Task instructions: Having read the entries, repeat all of them exactly.

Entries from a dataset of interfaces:

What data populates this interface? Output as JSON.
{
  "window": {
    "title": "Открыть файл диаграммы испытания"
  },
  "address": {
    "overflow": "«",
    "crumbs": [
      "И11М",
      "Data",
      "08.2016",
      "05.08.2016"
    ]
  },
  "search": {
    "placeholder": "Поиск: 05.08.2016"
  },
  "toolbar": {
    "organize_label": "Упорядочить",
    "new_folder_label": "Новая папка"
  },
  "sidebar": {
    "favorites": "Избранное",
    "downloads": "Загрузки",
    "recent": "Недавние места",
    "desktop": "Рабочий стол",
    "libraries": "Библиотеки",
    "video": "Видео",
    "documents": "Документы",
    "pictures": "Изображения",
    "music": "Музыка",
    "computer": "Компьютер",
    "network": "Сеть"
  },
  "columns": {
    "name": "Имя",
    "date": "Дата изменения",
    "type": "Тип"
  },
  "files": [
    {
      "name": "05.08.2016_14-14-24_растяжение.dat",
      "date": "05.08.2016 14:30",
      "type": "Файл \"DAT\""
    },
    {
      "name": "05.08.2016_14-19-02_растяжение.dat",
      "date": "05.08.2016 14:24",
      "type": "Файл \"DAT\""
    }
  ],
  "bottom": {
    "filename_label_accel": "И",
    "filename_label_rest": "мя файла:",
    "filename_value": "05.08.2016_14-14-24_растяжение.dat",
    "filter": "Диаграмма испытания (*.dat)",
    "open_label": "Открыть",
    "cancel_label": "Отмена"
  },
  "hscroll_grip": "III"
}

Result for this exercise:
What data populates this interface? Output as JSON.
{
  "window": {
    "title": "Открыть файл диаграммы испытания"
  },
  "address": {
    "overflow": "«",
    "crumbs": [
      "И11М",
      "Data",
      "08.2016",
      "05.08.2016"
    ]
  },
  "search": {
    "placeholder": "Поиск: 05.08.2016"
  },
  "toolbar": {
    "organize_label": "Упорядочить",
    "new_folder_label": "Новая папка"
  },
  "sidebar": {
    "favorites": "Избранное",
    "downloads": "Загрузки",
    "recent": "Недавние места",
    "desktop": "Рабочий стол",
    "libraries": "Библиотеки",
    "video": "Видео",
    "documents": "Документы",
    "pictures": "Изображения",
    "music": "Музыка",
    "computer": "Компьютер",
    "network": "Сеть"
  },
  "columns": {
    "name": "Имя",
    "date": "Дата изменения",
    "type": "Тип"
  },
  "files": [
    {
      "name": "05.08.2016_14-14-24_растяжение.dat",
      "date": "05.08.2016 14:30",
      "type": "Файл \"DAT\""
    },
    {
      "name": "05.08.2016_14-19-02_растяжение.dat",
      "date": "05.08.2016 14:24",
      "type": "Файл \"DAT\""
    }
  ],
  "bottom": {
    "filename_label_accel": "И",
    "filename_label_rest": "мя файла:",
    "filename_value": "05.08.2016_14-14-24_растяжение.dat",
    "filter": "Диаграмма испытания (*.dat)",
    "open_label": "Открыть",
    "cancel_label": "Отмена"
  },
  "hscroll_grip": "III"
}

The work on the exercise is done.